#### Given records ####

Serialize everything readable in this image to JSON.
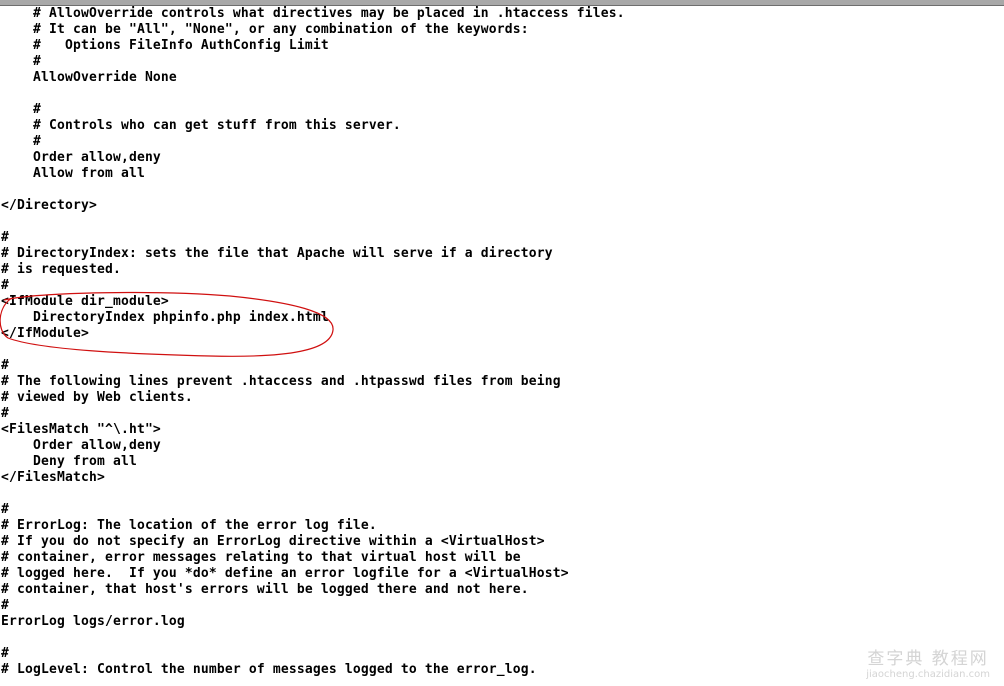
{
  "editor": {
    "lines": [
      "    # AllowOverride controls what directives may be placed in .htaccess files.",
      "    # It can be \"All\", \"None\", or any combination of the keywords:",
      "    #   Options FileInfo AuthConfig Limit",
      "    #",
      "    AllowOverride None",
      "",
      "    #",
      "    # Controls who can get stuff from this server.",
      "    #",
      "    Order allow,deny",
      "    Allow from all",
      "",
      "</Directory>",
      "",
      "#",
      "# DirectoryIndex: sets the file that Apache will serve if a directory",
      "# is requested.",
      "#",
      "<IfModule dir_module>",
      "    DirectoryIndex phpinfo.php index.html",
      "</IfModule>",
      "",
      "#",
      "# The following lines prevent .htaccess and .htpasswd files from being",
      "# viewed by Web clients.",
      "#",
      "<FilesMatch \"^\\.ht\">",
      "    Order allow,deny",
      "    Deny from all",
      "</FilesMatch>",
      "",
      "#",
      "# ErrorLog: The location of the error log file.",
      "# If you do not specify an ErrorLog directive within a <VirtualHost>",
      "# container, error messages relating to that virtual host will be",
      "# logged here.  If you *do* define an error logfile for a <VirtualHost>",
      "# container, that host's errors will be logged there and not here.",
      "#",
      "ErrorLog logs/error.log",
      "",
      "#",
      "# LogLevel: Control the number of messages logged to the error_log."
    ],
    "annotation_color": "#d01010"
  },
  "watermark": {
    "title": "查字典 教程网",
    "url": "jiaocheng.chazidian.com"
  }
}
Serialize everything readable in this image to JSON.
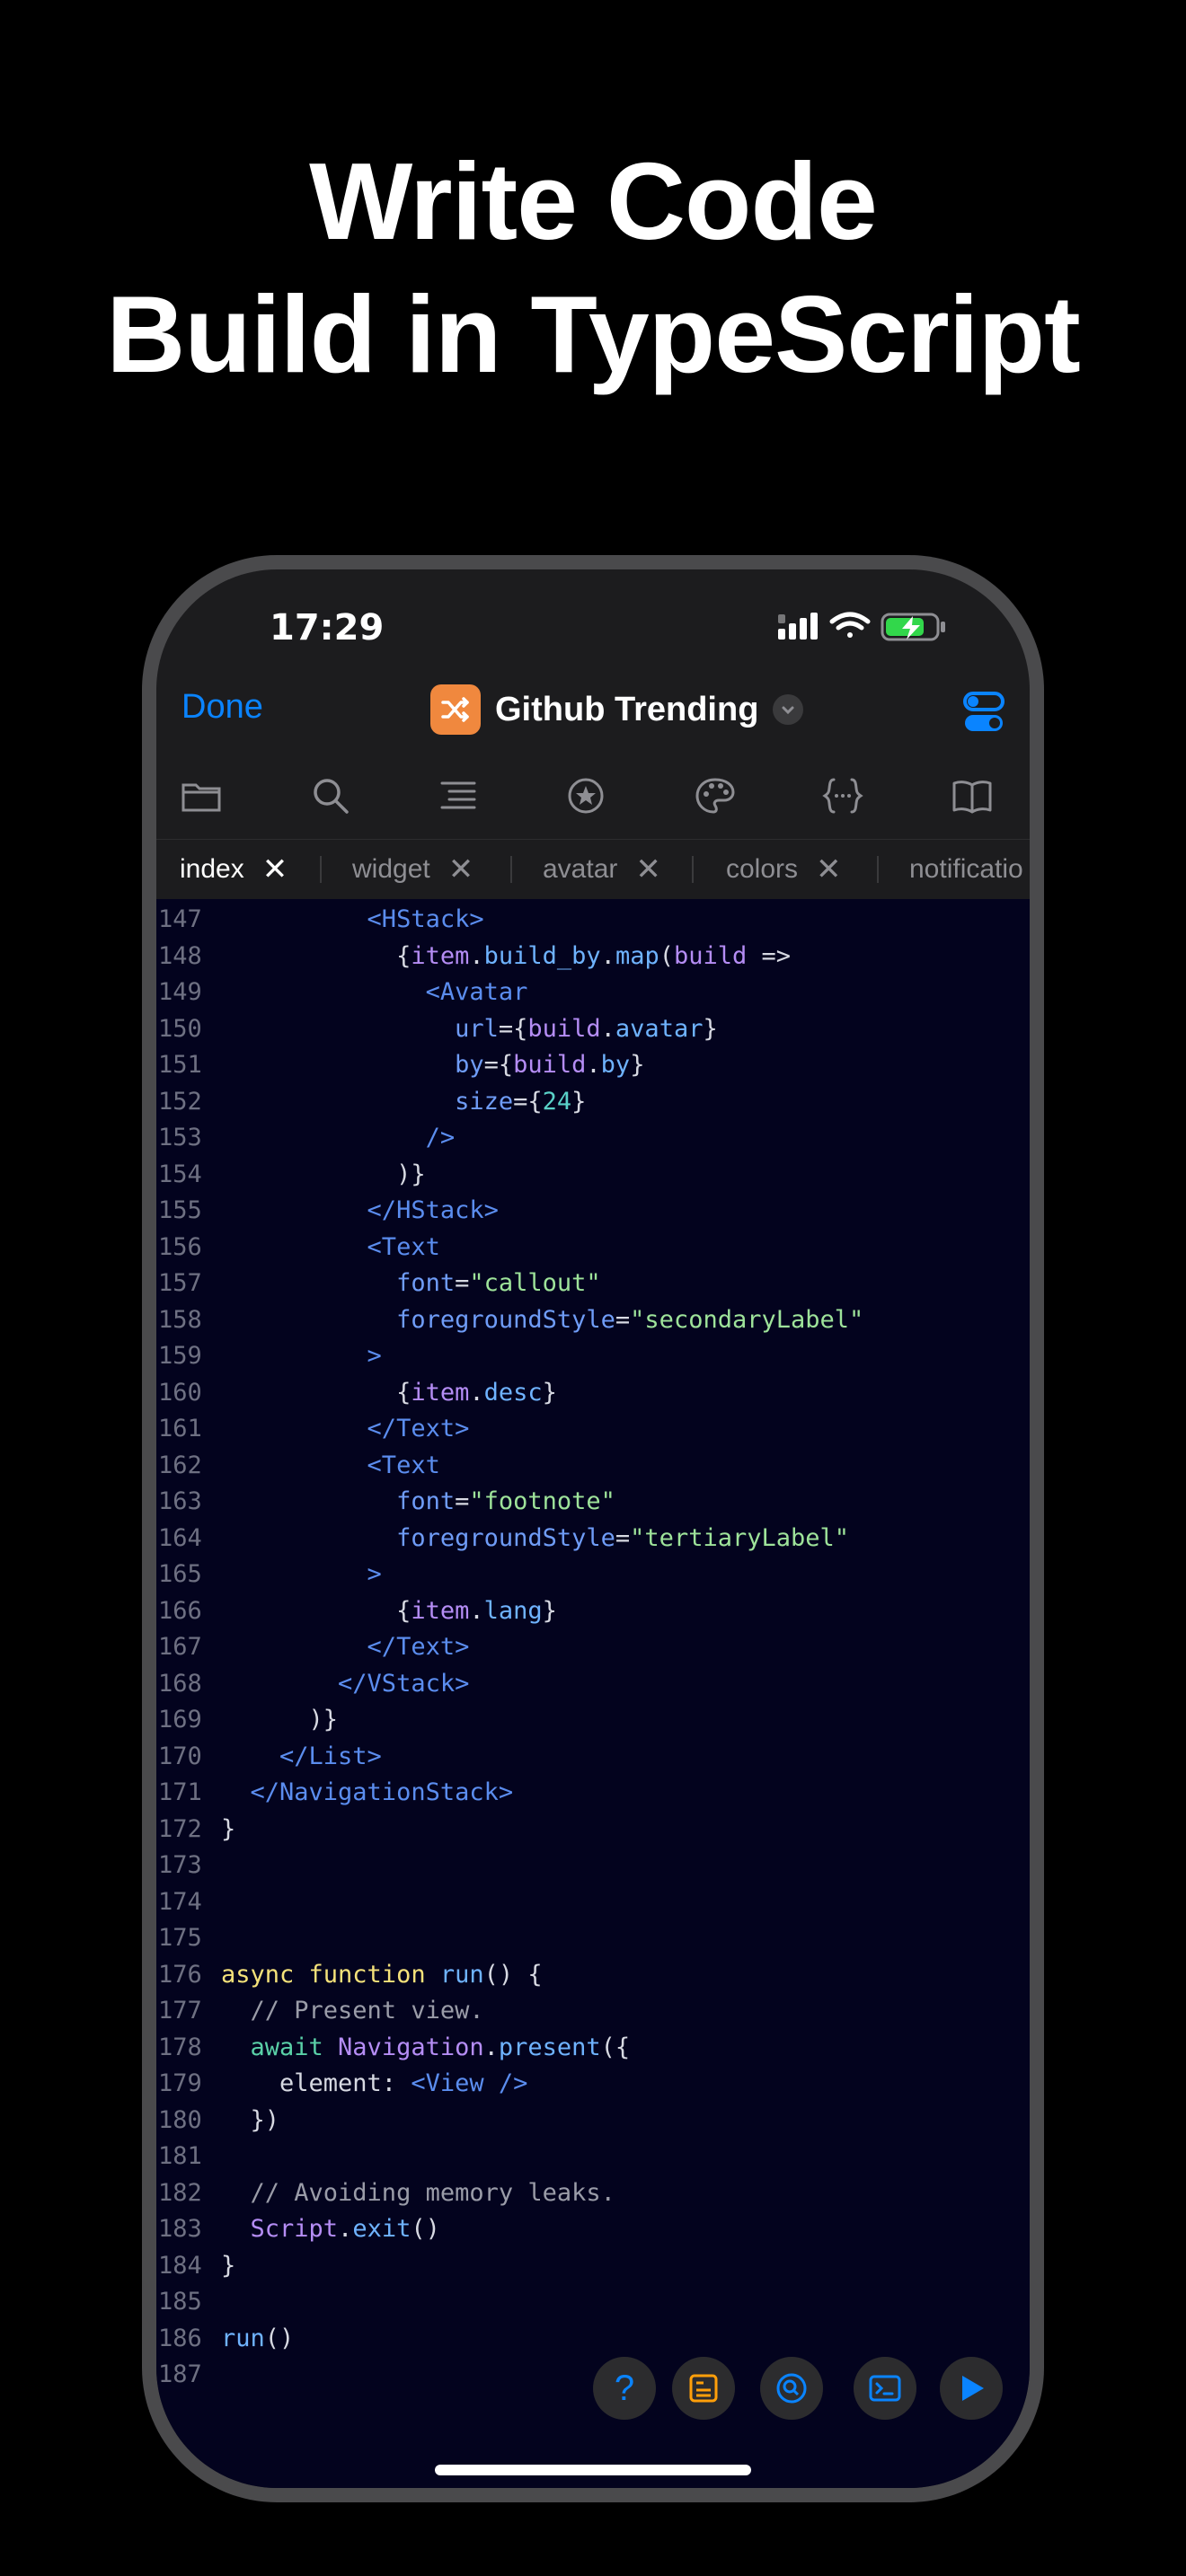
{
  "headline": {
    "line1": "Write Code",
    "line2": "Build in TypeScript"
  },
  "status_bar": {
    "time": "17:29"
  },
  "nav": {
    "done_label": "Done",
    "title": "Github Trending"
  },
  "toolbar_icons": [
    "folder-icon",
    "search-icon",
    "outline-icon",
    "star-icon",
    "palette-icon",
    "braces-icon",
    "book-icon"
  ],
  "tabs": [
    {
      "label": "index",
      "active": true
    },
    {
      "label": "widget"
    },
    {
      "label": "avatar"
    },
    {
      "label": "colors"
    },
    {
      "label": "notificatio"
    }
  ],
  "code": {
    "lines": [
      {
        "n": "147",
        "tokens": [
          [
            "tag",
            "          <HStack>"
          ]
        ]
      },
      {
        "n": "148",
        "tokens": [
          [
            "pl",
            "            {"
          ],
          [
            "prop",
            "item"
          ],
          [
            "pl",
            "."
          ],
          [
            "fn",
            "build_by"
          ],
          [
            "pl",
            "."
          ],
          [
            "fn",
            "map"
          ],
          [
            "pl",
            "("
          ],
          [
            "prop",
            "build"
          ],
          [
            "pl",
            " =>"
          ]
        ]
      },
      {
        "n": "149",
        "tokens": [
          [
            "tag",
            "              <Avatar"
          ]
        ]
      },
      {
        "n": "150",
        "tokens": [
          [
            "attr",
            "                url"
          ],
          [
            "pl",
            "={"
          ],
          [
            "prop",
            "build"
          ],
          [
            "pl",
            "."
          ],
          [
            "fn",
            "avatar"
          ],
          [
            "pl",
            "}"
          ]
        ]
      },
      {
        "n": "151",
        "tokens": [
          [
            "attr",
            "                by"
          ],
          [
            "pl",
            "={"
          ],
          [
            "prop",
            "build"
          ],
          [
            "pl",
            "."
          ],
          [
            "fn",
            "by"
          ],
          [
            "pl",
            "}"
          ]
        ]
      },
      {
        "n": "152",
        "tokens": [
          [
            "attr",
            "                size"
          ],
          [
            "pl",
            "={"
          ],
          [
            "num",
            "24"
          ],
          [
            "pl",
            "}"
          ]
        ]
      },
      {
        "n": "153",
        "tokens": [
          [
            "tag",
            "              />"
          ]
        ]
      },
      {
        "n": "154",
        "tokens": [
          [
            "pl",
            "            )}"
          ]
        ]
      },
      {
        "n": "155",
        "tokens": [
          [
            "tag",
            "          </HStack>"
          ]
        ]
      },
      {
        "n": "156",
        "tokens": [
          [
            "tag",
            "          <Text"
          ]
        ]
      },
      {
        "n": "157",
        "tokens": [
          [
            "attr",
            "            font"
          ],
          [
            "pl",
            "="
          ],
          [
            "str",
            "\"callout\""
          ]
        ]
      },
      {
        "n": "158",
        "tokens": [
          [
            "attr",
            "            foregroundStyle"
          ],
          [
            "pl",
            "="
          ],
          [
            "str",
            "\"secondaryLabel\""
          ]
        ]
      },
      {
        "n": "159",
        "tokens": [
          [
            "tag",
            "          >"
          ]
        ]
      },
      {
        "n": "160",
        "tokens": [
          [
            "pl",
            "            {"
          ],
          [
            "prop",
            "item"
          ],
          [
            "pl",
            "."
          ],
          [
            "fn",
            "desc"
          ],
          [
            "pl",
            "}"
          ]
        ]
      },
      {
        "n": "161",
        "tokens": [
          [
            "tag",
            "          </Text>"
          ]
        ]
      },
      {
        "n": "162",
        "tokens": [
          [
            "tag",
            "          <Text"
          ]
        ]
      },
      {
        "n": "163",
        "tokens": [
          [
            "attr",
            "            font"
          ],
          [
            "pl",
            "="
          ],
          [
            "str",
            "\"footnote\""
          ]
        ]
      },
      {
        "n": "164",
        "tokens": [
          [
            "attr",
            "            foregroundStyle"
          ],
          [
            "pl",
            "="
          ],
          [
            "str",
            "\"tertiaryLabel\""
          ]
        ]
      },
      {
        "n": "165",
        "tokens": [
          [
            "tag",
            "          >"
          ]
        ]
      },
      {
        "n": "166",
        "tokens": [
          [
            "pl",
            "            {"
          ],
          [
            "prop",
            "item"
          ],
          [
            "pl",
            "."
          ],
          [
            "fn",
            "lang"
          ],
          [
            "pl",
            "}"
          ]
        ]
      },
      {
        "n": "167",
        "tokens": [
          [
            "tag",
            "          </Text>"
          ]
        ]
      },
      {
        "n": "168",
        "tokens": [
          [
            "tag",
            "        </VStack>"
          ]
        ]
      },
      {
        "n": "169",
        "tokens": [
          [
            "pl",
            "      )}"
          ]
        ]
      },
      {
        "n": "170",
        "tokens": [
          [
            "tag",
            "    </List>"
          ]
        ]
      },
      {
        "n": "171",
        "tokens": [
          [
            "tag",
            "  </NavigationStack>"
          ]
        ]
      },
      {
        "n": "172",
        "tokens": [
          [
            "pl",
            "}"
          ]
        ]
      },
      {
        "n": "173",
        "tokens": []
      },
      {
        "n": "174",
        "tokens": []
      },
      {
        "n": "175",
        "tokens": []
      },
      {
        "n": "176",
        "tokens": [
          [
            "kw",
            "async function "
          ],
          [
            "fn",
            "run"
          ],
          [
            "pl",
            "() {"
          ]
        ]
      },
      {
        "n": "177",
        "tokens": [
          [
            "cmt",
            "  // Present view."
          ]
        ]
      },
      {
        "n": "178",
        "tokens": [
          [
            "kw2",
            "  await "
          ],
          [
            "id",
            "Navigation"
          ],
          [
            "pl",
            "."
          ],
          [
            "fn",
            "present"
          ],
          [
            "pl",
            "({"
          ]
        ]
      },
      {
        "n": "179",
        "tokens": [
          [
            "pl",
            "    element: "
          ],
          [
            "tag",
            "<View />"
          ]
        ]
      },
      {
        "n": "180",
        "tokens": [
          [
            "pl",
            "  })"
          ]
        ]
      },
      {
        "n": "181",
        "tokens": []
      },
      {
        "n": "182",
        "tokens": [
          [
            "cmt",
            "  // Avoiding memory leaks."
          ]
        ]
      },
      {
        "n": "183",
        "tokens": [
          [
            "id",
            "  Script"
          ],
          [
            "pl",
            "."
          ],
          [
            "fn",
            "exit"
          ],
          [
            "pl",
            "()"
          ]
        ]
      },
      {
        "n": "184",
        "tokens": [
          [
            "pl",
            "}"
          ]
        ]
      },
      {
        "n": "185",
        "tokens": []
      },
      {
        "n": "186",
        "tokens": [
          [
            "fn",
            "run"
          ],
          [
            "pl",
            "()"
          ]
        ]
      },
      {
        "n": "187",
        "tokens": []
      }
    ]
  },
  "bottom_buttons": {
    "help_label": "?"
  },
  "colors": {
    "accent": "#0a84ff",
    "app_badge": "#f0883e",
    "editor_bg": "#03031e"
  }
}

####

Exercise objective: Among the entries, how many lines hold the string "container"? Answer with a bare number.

Answer box: 2